And it paid off big time. Those companies are monsters today, billion dollar empires. The backbone of a super power. And the workers protect those companies like their own children. Some workers are 6th generation workers. Yaani your great great great grandfather was the first to work there na nyinyi wote mmesomeshwa na hio company and you all work there. And the CEO gives workers opportunities to thrive. You can move from a janitor to a manager.

Some of what you say is true. Industrialization in the US happened out of a need. Those companies ( you mention) just chose a path that they could gain a profit while benefiting their hometowns. Very rare today btw. It is all corporate. Think about how many early 20th century companies still exist. The most flexible expenditure in any for profit institution is labor. You can hire and fire as you want, abuse and underpay(in instances where the government is not too kin). Which is what the wahindi capitalize. They see the desperation and use it to their gain. Somebody ( or a group of people) are needed with a mindset to change the path of the country to full industrialization. Sadly it has to come from the leadership.

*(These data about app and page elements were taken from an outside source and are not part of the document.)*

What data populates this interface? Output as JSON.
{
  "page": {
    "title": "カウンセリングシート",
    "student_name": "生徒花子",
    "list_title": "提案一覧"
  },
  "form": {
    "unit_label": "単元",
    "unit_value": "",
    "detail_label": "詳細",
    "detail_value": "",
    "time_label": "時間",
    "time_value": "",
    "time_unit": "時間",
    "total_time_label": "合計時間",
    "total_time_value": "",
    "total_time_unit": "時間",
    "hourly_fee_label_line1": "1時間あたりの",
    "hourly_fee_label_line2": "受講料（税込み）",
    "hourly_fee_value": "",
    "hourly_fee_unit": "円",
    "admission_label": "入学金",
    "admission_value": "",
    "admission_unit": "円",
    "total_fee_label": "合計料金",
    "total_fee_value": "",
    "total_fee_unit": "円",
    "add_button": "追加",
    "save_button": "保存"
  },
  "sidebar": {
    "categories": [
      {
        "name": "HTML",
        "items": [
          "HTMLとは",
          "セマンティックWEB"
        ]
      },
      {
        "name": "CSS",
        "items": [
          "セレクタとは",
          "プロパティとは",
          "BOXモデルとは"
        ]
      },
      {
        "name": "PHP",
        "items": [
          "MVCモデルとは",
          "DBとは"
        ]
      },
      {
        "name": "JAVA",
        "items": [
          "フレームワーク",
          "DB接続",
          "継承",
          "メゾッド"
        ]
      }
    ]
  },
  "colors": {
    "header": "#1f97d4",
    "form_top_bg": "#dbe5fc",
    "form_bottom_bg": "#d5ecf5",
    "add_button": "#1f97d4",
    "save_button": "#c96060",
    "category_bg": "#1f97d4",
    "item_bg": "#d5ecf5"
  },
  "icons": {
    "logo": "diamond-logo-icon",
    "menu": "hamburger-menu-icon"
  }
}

I concur, look at Germany average salary is about 4000 euros, unemployed get around 2500-3000. why work when the difference in income is low? No to welfare systems

This would equate to punishing the rich for the efforts. The only sustainable way to reduce the wealth gap is by electing visionary leaders who have the welfare of people at heart to help fight corruption and engage in initiatives/projects that will make the common mwananchi self-reliant.

Not leadership only, but a willing citizenry. remember when the youth fund landed, the committee said that 90% of all youth groups applied for loans to open wines and spirit shops. can you imagine that clusterfuckery? we have good ideas but proper regulation needs to be formulated as we give out this money. the youth need to think beyond liquor and come up with solid ideas that can outlive one generation.

Problem is we teach dependent ideology in school. Thinking outside the box is literally taught in schools in industrialized nations.